  10. Cathy Lentes
    As a fellow educator, I agree with everything Randi said. And as a person who specifically works with children with disabilities, I can attest to the importance of and love for these particular kinds of books. I frequently recommend using picture books at all levels (even high school) because for kids with learning problems, visuals and simple but engaging texts can make all the difference in creating interest and helping them remember concepts.

  11. Randi,
    Many many thanks for the great post and also excellent links (since I am not in the educational system). I recently teamed up with someone in the same work field as me at the SCBWI NY conference and we are going to work on an educational book in our field. An inspiration – thanks again!

  12. Thank you, Randi! I appreciate your perspective on picture books and rhyme. I’m excited that Art was added to STEM. GO STEAM! Manju Howard

  13. Natalie McNee – interestingly one of my friends who is a teacher made a comment a month ago about the need for more non-fiction picture books that will capture and entertain the students. I’m hoping that this will be an upward trend sooner rather than later. Thank you for the post Randi!

  14. Gayle C. Krause

    As a former Early Childhood Education teacher I totally agree with your point of using good rhyming picture books to teach the skills needed in the classroom. I always purchased books for my Pre-K that could be extended into the curriculum. 🙂

  15. Debbie Smart – Randi, Thank you for the great examples and book suggestions. Your post will certainly be a great resource! Thank you for your time in sharing your knowledge.

  16. Thank you for a most insightful post, Randi! As a former Early Childhood Teacher, I enjoyed presenting rhyming books that introduced, explained, and encouraged exploration of all kinds. So many times a catchy phrase or repeated rhyme became a chant as the kids went about their day. I also appreciate the terrific examples you gave us and I look forward to reading them.

  17. Ann Magee
    Thanks for this informative post, Randi. Your perspective on this topic is valuable–and so are the links–I’ve copied and pasted into my files. I especially love your NF slant 🙂

  18. Kathy Mazurowski
    Thank you for your insight. As a “formally” retired teacher, I appreciate and agree with your words.

  19. Your post provides so many excellent ideas and provides inspiration for mixing rhyming picture books with non-fiction. Thank-you for providing the list of mentor texts and your educator’s perspective. The information is very helpful.

    Debbie McCue

  20. Thank you for all the tips from an educator’s perspective. I really believe anything can be taught with a story, and remembered with a song or poem.

  21. Randi, I love the nonfiction and rhyming picture books connection!

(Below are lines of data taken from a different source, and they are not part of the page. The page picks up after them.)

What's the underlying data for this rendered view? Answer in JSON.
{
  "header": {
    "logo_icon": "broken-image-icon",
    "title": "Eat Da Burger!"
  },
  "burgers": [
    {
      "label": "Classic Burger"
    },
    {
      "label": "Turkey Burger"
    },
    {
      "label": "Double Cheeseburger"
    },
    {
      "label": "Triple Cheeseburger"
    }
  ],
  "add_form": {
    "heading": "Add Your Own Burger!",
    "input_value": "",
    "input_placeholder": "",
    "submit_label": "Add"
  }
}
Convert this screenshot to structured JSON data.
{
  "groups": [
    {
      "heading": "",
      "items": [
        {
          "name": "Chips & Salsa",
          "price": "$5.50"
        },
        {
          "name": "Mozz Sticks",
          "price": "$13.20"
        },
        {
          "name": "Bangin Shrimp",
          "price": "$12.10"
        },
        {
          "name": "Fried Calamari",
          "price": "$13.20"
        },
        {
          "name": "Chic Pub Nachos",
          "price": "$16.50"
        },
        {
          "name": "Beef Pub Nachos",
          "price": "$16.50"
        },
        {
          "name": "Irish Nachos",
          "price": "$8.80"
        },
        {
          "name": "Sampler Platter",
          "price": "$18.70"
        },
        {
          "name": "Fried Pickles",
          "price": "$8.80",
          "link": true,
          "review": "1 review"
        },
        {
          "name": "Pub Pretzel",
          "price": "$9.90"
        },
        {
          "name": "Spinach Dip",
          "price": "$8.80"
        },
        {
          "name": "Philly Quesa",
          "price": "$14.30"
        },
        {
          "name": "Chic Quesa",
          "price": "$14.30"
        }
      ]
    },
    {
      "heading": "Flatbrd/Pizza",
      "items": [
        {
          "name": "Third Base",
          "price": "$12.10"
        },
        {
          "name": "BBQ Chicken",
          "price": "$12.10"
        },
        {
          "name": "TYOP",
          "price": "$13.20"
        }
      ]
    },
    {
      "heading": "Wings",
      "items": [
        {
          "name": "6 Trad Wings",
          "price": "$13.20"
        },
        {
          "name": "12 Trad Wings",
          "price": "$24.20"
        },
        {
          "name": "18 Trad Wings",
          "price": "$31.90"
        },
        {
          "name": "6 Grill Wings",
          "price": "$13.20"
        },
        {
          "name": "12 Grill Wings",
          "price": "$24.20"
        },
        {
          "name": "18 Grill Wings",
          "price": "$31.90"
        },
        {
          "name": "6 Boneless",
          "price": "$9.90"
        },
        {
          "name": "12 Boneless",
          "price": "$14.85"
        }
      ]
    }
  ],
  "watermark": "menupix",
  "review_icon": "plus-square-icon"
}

Having some background
    and understanding of the expectations in the classroom can enlighten our writing process.
    Thanks for your ideas!
    Deirdre Englehart

  22. Charlotte Dixon

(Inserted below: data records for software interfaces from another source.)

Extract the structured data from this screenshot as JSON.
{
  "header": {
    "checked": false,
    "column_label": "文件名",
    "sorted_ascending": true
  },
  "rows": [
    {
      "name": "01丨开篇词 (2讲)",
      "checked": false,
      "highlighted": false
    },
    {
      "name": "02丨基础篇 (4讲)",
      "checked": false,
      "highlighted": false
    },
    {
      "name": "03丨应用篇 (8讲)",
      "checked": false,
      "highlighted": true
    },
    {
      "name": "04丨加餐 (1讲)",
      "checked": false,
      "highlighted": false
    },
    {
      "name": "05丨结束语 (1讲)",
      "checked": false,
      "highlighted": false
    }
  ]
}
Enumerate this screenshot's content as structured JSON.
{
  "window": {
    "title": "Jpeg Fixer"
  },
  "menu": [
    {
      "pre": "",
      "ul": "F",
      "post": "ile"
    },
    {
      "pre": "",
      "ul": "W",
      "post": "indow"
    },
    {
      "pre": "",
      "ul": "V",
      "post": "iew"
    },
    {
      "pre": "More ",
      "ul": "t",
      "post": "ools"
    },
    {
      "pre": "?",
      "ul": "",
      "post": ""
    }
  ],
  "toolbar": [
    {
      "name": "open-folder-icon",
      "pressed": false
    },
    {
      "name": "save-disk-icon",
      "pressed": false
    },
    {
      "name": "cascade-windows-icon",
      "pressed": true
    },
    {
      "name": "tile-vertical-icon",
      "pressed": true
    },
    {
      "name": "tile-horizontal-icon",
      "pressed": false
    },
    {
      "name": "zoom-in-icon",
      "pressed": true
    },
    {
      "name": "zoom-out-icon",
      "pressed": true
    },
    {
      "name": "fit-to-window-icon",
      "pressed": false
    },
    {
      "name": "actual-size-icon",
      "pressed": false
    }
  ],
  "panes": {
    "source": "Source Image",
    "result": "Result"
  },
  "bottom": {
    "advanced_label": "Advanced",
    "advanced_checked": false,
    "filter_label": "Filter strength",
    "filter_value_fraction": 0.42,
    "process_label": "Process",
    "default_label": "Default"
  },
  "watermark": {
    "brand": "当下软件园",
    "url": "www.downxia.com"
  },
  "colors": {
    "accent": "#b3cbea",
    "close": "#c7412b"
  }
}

    Hi Randi! So good to read your post and have a visit 🙂 I recently attended a webinar about common core and I appreciate your input. Thank you for your inspiration and fine examples of mentor texts. Happy writing!

  23. Julie Schuh

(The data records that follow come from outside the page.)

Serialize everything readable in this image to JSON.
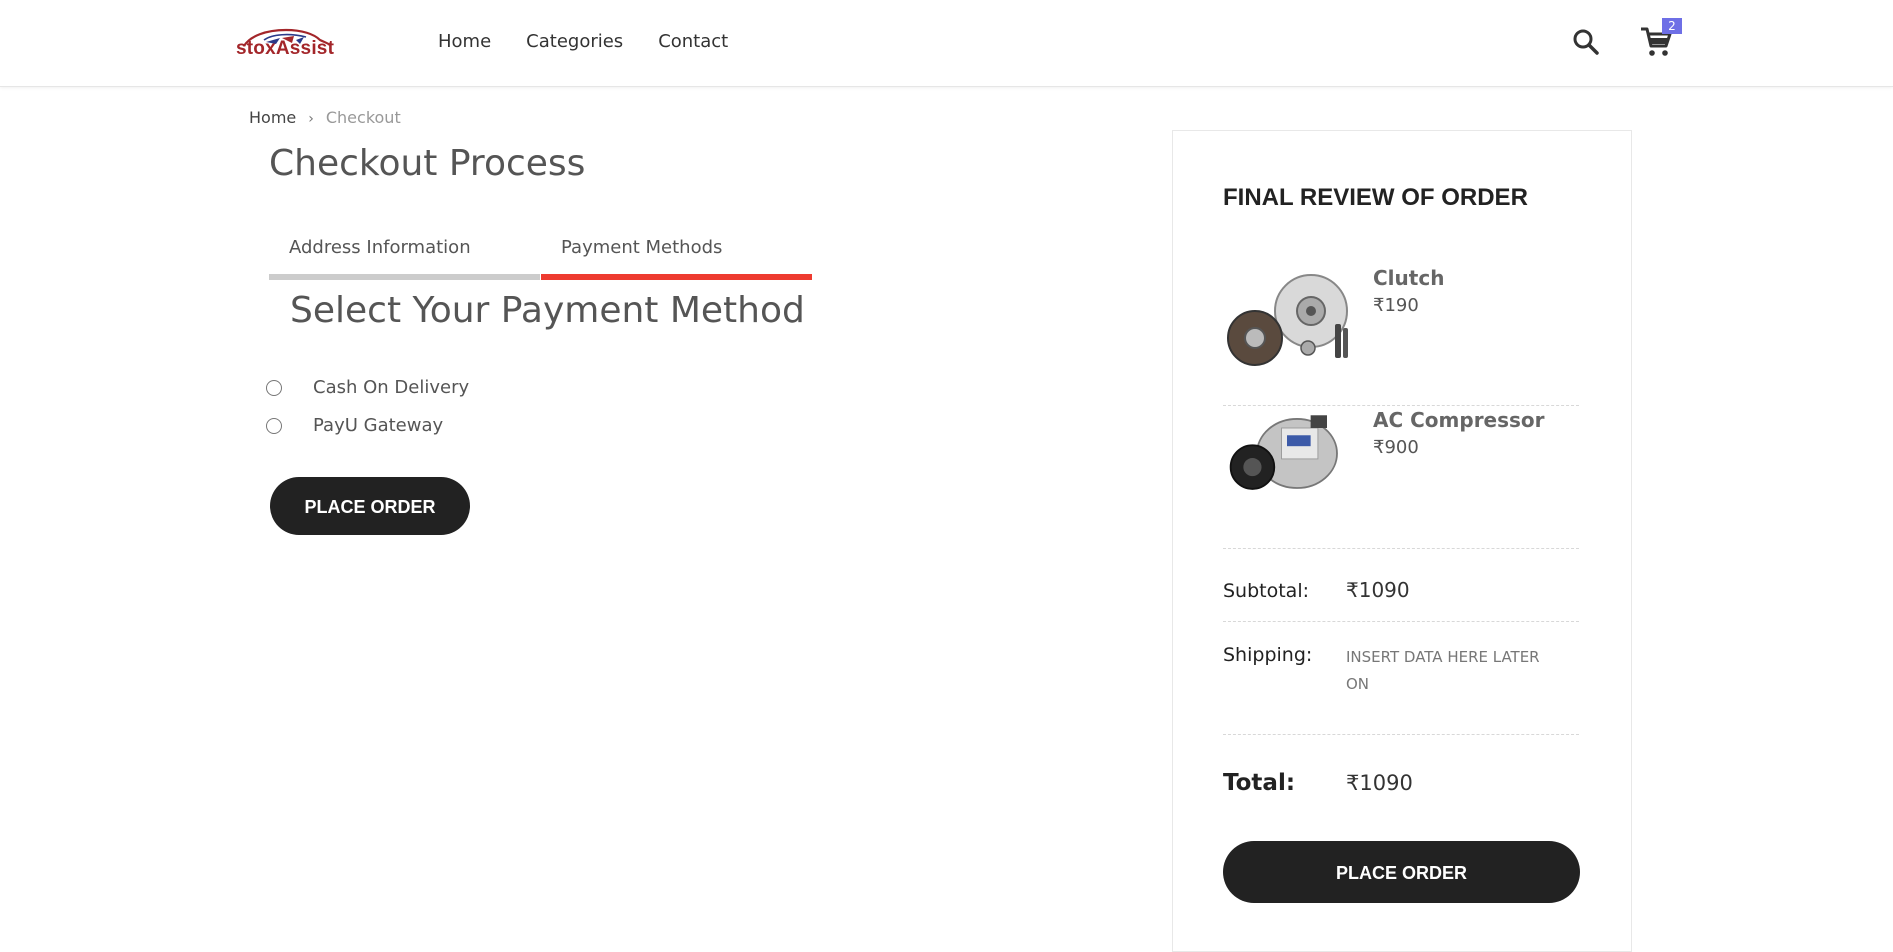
{
  "header": {
    "logo_text": "stoxAssist",
    "nav": [
      "Home",
      "Categories",
      "Contact"
    ],
    "cart_count": "2",
    "icons": [
      "search-icon",
      "cart-icon"
    ]
  },
  "breadcrumb": {
    "home": "Home",
    "separator": "›",
    "current": "Checkout"
  },
  "page": {
    "title": "Checkout Process",
    "tabs": [
      "Address Information",
      "Payment Methods"
    ],
    "active_tab": "Payment Methods",
    "section_title": "Select Your Payment Method",
    "payment_options": [
      "Cash On Delivery",
      "PayU Gateway"
    ],
    "place_order_label": "PLACE ORDER"
  },
  "review": {
    "title": "FINAL REVIEW OF ORDER",
    "items": [
      {
        "name": "Clutch",
        "price": "₹190",
        "icon": "clutch-image"
      },
      {
        "name": "AC Compressor",
        "price": "₹900",
        "icon": "ac-compressor-image"
      }
    ],
    "subtotal_label": "Subtotal:",
    "subtotal_value": "₹1090",
    "shipping_label": "Shipping:",
    "shipping_value": "INSERT DATA HERE LATER ON",
    "total_label": "Total:",
    "total_value": "₹1090",
    "place_order_label": "PLACE ORDER"
  },
  "colors": {
    "accent_red": "#ee3b30",
    "tab_inactive": "#cccccc",
    "button_dark": "#222222",
    "badge": "#6e6fe6",
    "logo_red": "#a3262a"
  }
}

    Thank you, Randi. Having spent my life as an educator this is certainly an area that interests me. I can’t wait to begin my research and give it a try.

  24. Ingrid Boydston YES! I first fell in love with picture books when I taught 6th grade! Not, K, 6th! Picture books can provide such lovely, fun doorways into many subjects that might be other wise difficult to invite students into. Thanks for your words of wisdom and the practical advice on how to actually create these types of rhyming picture books!

  25. DebbieLubbert I just saw the House book somewhere recently. Didn’t read it, but will have to go look for it again. Thanks for the post!

Leave a Reply

Fill in your details below or click an icon to log in:

WordPress.com Logo

You are commenting using your WordPress.com account. Log Out /  Change )

Google photo

You are commenting using your Google account. Log Out /  Change )

Twitter picture

You are commenting using your Twitter account. Log Out /  Change )

Facebook photo

You are commenting using your Facebook account. Log Out /  Change )

Connecting to %s